(CNN) -- After a year of doubts, recriminations and special election misfires, Democrats finally got the big victories Tuesday they'd so desperately craved in the year since Donald Trump won the presidency.
Ralph Northam won the Virginia governor's race and Phil Murphy took a New Jersey governor's office that had been in Republican Chris Christie's hands for eight years. Across the map, in mayoral contests, state legislative races and ballot measures, everything broke Democrats' way.
Republicans will wake up Wednesday in a nightmare: All of a sudden, full control of Congress might be in serious jeopardy. Trump's low approval ratings look toxic. And it could be much harder to convince incumbents to run -- and to recruit candidates into open-seat races -- in such a difficult environment.
Here are five takeaways from Democrats' big day:
1. The blue wave
Democrats won races large and small Tuesday, starting with the New Jersey and Virginia governor's races.
The party won hotly contested mayoral races in Charlotte, North Carolina, and St. Petersburg, Florida. In Maine, voters approved a ballot measure to expand Medicaid under the Affordable Care Act.
In Virginia, Northam didn't just beat Republican Ed Gillespie in the northern Virginia suburbs -- he crushed him. Consider Loudoun County near Washington: Democrats won it by 5 points in the 2013 governor's race, and 20 points on Tuesday.
Democrats were also within striking distance of flipping the 17 seats they needed to take the Virginia House of Delegates -- giving the party much more influence on redistricting in 2020.
It all gives Democrats a huge psychological boost that could help their fundraising and candidate recruitment. It could also accelerate the pace of Republican retirements, as Republican Bob McDonnell's win in the 2009 Virginia governor's race did for Democrats. Already on Tuesday, New Jersey Republican Rep. Frank LoBiondo announced his retirement -- creating another toss-up seat. There could soon be more.
2. Trumpism without Trump didn't work
Gillespie and Trump didn't campaign together. But Gillespie tried just about every trick in Trump's bag.
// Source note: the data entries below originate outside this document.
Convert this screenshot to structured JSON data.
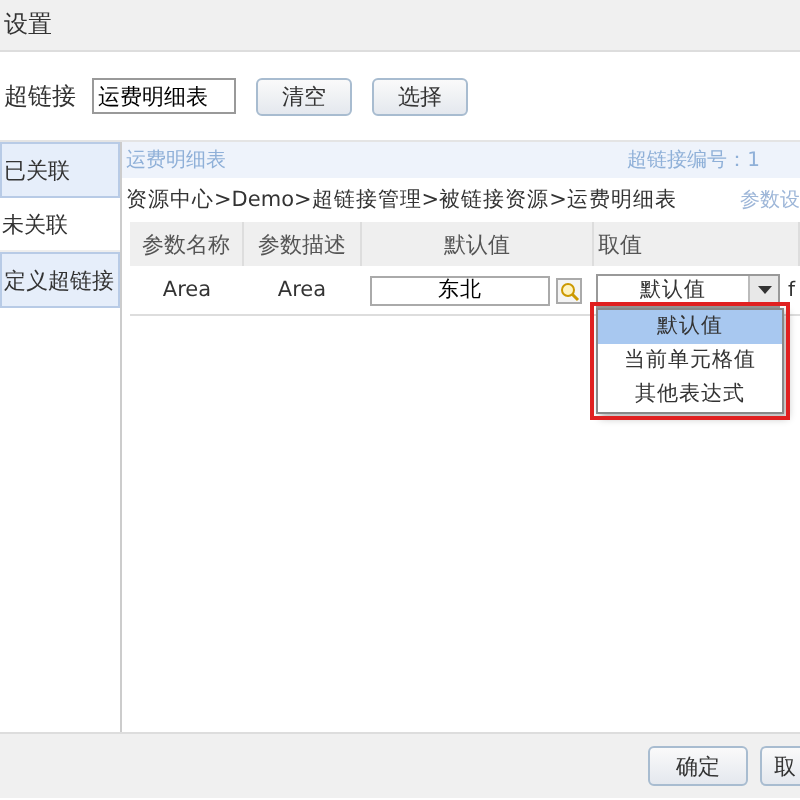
{
  "window": {
    "title": "设置"
  },
  "link": {
    "label": "超链接",
    "value": "运费明细表",
    "buttons": [
      "清空",
      "选择"
    ]
  },
  "sidebar": {
    "items": [
      {
        "label": "已关联",
        "selected": true
      },
      {
        "label": "未关联",
        "selected": false
      },
      {
        "label": "定义超链接",
        "selected": true
      }
    ]
  },
  "panel": {
    "title": "运费明细表",
    "link_number": "超链接编号：1",
    "breadcrumb": "资源中心>Demo>超链接管理>被链接资源>运费明细表",
    "side_link": "参数设"
  },
  "table": {
    "columns": [
      "参数名称",
      "参数描述",
      "默认值",
      "取值"
    ],
    "rows": [
      {
        "name": "Area",
        "description": "Area",
        "default": "东北",
        "value": "默认值",
        "extra": "f"
      }
    ]
  },
  "dropdown": {
    "options": [
      {
        "label": "默认值",
        "selected": true
      },
      {
        "label": "当前单元格值",
        "selected": false
      },
      {
        "label": "其他表达式",
        "selected": false
      }
    ]
  },
  "footer": {
    "buttons": [
      "确定",
      "取"
    ]
  }
}
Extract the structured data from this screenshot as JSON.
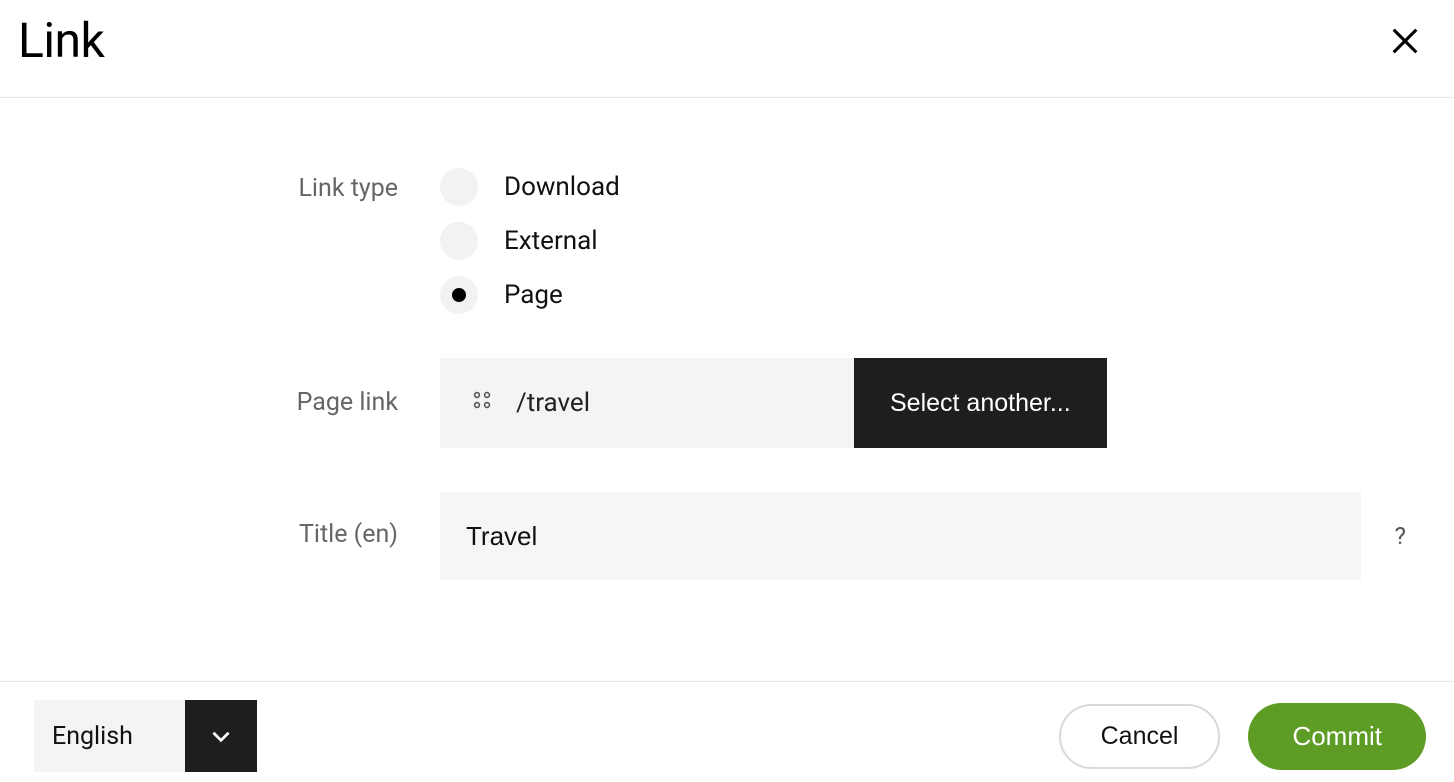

His television ads portrayed Northam as enabling the MS-13 gang by being soft on immigration enforcement. He picked up on Trump's culture wars, hitting NFL players for kneeling during the National Anthem and promising to keep Virginia's Confederate monuments up.
It was all an effort to convince Trump voters to turn out for a former lobbyist and George W. Bush aide.
Gillespie did well in rural Virginia. But the Democratic base that slumbered through 2016 turned out in full force and the suburbs shifted dramatically in Northam's favor.
"Virginia sent a strong message that Trump-style division -- pitting people against people -- that is not the Virginia way. That is not the American way," Virginia Sen. Tim Kaine said at Northam's victory party.
Trump tried to lay the blame solely at Gillespie's feet, tweeting, "Ed Gillespie worked hard but did not embrace me or what I stand for. Don't forget, Republicans won 4 out of 4 House seats, and with the economy doing record numbers, we will continue to win, even bigger than before!"